== Segment start ==

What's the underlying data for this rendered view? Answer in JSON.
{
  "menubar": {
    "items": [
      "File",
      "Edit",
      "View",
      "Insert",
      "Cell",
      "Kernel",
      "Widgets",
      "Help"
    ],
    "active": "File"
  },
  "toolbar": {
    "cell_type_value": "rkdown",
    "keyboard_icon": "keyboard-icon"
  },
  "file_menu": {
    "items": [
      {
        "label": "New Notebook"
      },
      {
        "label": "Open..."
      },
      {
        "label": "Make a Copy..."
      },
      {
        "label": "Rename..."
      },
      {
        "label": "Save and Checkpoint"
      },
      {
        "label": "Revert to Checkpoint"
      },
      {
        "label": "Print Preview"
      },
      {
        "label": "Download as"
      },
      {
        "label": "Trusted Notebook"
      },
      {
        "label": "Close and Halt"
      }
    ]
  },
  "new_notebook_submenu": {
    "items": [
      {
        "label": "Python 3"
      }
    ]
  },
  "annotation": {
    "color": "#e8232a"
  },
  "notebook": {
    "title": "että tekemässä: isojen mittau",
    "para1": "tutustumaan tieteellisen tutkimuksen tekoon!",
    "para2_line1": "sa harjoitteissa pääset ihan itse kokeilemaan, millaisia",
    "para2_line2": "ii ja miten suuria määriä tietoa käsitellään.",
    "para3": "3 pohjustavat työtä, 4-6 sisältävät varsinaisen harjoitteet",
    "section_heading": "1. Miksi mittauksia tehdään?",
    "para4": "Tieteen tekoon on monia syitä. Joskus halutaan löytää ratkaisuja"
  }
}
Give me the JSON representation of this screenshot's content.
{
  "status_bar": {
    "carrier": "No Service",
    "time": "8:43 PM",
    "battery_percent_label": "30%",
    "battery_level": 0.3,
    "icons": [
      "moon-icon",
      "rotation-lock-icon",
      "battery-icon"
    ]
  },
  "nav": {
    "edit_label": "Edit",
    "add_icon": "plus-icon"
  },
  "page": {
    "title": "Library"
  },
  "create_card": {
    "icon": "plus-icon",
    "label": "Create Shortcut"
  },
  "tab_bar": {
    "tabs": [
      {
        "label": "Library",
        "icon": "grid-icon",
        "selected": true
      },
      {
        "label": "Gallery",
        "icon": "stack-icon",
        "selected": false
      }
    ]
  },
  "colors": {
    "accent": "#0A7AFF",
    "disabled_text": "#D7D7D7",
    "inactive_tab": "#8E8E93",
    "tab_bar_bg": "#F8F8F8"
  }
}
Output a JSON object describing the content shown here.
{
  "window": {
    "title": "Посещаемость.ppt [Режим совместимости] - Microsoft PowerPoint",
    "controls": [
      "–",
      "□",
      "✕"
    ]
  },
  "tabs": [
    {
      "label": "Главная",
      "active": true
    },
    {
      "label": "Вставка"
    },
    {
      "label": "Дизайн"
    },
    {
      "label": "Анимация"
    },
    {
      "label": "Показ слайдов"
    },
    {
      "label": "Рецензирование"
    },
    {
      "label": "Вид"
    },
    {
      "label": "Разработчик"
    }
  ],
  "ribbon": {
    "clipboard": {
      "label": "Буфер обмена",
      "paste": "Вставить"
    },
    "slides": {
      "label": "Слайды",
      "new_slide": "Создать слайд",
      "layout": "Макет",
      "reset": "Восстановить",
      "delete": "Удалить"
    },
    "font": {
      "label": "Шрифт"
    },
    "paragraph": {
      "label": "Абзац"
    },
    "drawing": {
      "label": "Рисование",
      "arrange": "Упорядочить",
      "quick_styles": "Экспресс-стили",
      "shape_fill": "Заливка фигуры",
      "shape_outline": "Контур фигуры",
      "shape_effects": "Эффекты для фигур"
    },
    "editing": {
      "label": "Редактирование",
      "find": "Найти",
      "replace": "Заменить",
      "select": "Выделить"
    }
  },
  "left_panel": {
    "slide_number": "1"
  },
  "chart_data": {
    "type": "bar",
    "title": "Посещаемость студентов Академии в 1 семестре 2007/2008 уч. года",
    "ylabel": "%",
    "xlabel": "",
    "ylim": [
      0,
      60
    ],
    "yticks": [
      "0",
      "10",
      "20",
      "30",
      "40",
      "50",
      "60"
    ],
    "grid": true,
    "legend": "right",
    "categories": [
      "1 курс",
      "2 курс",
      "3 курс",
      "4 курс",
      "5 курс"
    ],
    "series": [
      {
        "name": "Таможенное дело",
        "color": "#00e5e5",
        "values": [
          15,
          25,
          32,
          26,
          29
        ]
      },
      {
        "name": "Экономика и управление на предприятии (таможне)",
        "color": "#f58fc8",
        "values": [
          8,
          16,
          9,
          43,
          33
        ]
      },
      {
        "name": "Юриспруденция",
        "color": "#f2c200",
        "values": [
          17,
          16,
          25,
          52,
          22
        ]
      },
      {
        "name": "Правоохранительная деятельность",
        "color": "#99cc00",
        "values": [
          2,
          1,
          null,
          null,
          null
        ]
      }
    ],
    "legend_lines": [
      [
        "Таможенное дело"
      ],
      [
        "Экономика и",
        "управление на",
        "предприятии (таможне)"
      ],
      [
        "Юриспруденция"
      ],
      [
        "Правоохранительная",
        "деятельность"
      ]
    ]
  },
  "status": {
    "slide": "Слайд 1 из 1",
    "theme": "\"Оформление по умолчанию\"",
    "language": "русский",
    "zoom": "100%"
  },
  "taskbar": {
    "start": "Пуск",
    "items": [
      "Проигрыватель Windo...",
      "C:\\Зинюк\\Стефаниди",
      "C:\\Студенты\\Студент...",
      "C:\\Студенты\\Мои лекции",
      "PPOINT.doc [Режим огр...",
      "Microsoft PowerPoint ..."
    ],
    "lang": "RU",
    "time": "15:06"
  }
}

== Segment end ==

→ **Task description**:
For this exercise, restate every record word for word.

→ **Output for this exercise**:
What's the underlying data for this rendered view? Answer in JSON.
{
  "menubar": {
    "items": [
      "File",
      "Edit",
      "View",
      "Insert",
      "Cell",
      "Kernel",
      "Widgets",
      "Help"
    ],
    "active": "File"
  },
  "toolbar": {
    "cell_type_value": "rkdown",
    "keyboard_icon": "keyboard-icon"
  },
  "file_menu": {
    "items": [
      {
        "label": "New Notebook"
      },
      {
        "label": "Open..."
      },
      {
        "label": "Make a Copy..."
      },
      {
        "label": "Rename..."
      },
      {
        "label": "Save and Checkpoint"
      },
      {
        "label": "Revert to Checkpoint"
      },
      {
        "label": "Print Preview"
      },
      {
        "label": "Download as"
      },
      {
        "label": "Trusted Notebook"
      },
      {
        "label": "Close and Halt"
      }
    ]
  },
  "new_notebook_submenu": {
    "items": [
      {
        "label": "Python 3"
      }
    ]
  },
  "annotation": {
    "color": "#e8232a"
  },
  "notebook": {
    "title": "että tekemässä: isojen mittau",
    "para1": "tutustumaan tieteellisen tutkimuksen tekoon!",
    "para2_line1": "sa harjoitteissa pääset ihan itse kokeilemaan, millaisia",
    "para2_line2": "ii ja miten suuria määriä tietoa käsitellään.",
    "para3": "3 pohjustavat työtä, 4-6 sisältävät varsinaisen harjoitteet",
    "section_heading": "1. Miksi mittauksia tehdään?",
    "para4": "Tieteen tekoon on monia syitä. Joskus halutaan löytää ratkaisuja"
  }
}
Give me the JSON representation of this screenshot's content.
{
  "status_bar": {
    "carrier": "No Service",
    "time": "8:43 PM",
    "battery_percent_label": "30%",
    "battery_level": 0.3,
    "icons": [
      "moon-icon",
      "rotation-lock-icon",
      "battery-icon"
    ]
  },
  "nav": {
    "edit_label": "Edit",
    "add_icon": "plus-icon"
  },
  "page": {
    "title": "Library"
  },
  "create_card": {
    "icon": "plus-icon",
    "label": "Create Shortcut"
  },
  "tab_bar": {
    "tabs": [
      {
        "label": "Library",
        "icon": "grid-icon",
        "selected": true
      },
      {
        "label": "Gallery",
        "icon": "stack-icon",
        "selected": false
      }
    ]
  },
  "colors": {
    "accent": "#0A7AFF",
    "disabled_text": "#D7D7D7",
    "inactive_tab": "#8E8E93",
    "tab_bar_bg": "#F8F8F8"
  }
}
Output a JSON object describing the content shown here.
{
  "window": {
    "title": "Посещаемость.ppt [Режим совместимости] - Microsoft PowerPoint",
    "controls": [
      "–",
      "□",
      "✕"
    ]
  },
  "tabs": [
    {
      "label": "Главная",
      "active": true
    },
    {
      "label": "Вставка"
    },
    {
      "label": "Дизайн"
    },
    {
      "label": "Анимация"
    },
    {
      "label": "Показ слайдов"
    },
    {
      "label": "Рецензирование"
    },
    {
      "label": "Вид"
    },
    {
      "label": "Разработчик"
    }
  ],
  "ribbon": {
    "clipboard": {
      "label": "Буфер обмена",
      "paste": "Вставить"
    },
    "slides": {
      "label": "Слайды",
      "new_slide": "Создать слайд",
      "layout": "Макет",
      "reset": "Восстановить",
      "delete": "Удалить"
    },
    "font": {
      "label": "Шрифт"
    },
    "paragraph": {
      "label": "Абзац"
    },
    "drawing": {
      "label": "Рисование",
      "arrange": "Упорядочить",
      "quick_styles": "Экспресс-стили",
      "shape_fill": "Заливка фигуры",
      "shape_outline": "Контур фигуры",
      "shape_effects": "Эффекты для фигур"
    },
    "editing": {
      "label": "Редактирование",
      "find": "Найти",
      "replace": "Заменить",
      "select": "Выделить"
    }
  },
  "left_panel": {
    "slide_number": "1"
  },
  "chart_data": {
    "type": "bar",
    "title": "Посещаемость студентов Академии в 1 семестре 2007/2008 уч. года",
    "ylabel": "%",
    "xlabel": "",
    "ylim": [
      0,
      60
    ],
    "yticks": [
      "0",
      "10",
      "20",
      "30",
      "40",
      "50",
      "60"
    ],
    "grid": true,
    "legend": "right",
    "categories": [
      "1 курс",
      "2 курс",
      "3 курс",
      "4 курс",
      "5 курс"
    ],
    "series": [
      {
        "name": "Таможенное дело",
        "color": "#00e5e5",
        "values": [
          15,
          25,
          32,
          26,
          29
        ]
      },
      {
        "name": "Экономика и управление на предприятии (таможне)",
        "color": "#f58fc8",
        "values": [
          8,
          16,
          9,
          43,
          33
        ]
      },
      {
        "name": "Юриспруденция",
        "color": "#f2c200",
        "values": [
          17,
          16,
          25,
          52,
          22
        ]
      },
      {
        "name": "Правоохранительная деятельность",
        "color": "#99cc00",
        "values": [
          2,
          1,
          null,
          null,
          null
        ]
      }
    ],
    "legend_lines": [
      [
        "Таможенное дело"
      ],
      [
        "Экономика и",
        "управление на",
        "предприятии (таможне)"
      ],
      [
        "Юриспруденция"
      ],
      [
        "Правоохранительная",
        "деятельность"
      ]
    ]
  },
  "status": {
    "slide": "Слайд 1 из 1",
    "theme": "\"Оформление по умолчанию\"",
    "language": "русский",
    "zoom": "100%"
  },
  "taskbar": {
    "start": "Пуск",
    "items": [
      "Проигрыватель Windo...",
      "C:\\Зинюк\\Стефаниди",
      "C:\\Студенты\\Студент...",
      "C:\\Студенты\\Мои лекции",
      "PPOINT.doc [Режим огр...",
      "Microsoft PowerPoint ..."
    ],
    "lang": "RU",
    "time": "15:06"
  }
}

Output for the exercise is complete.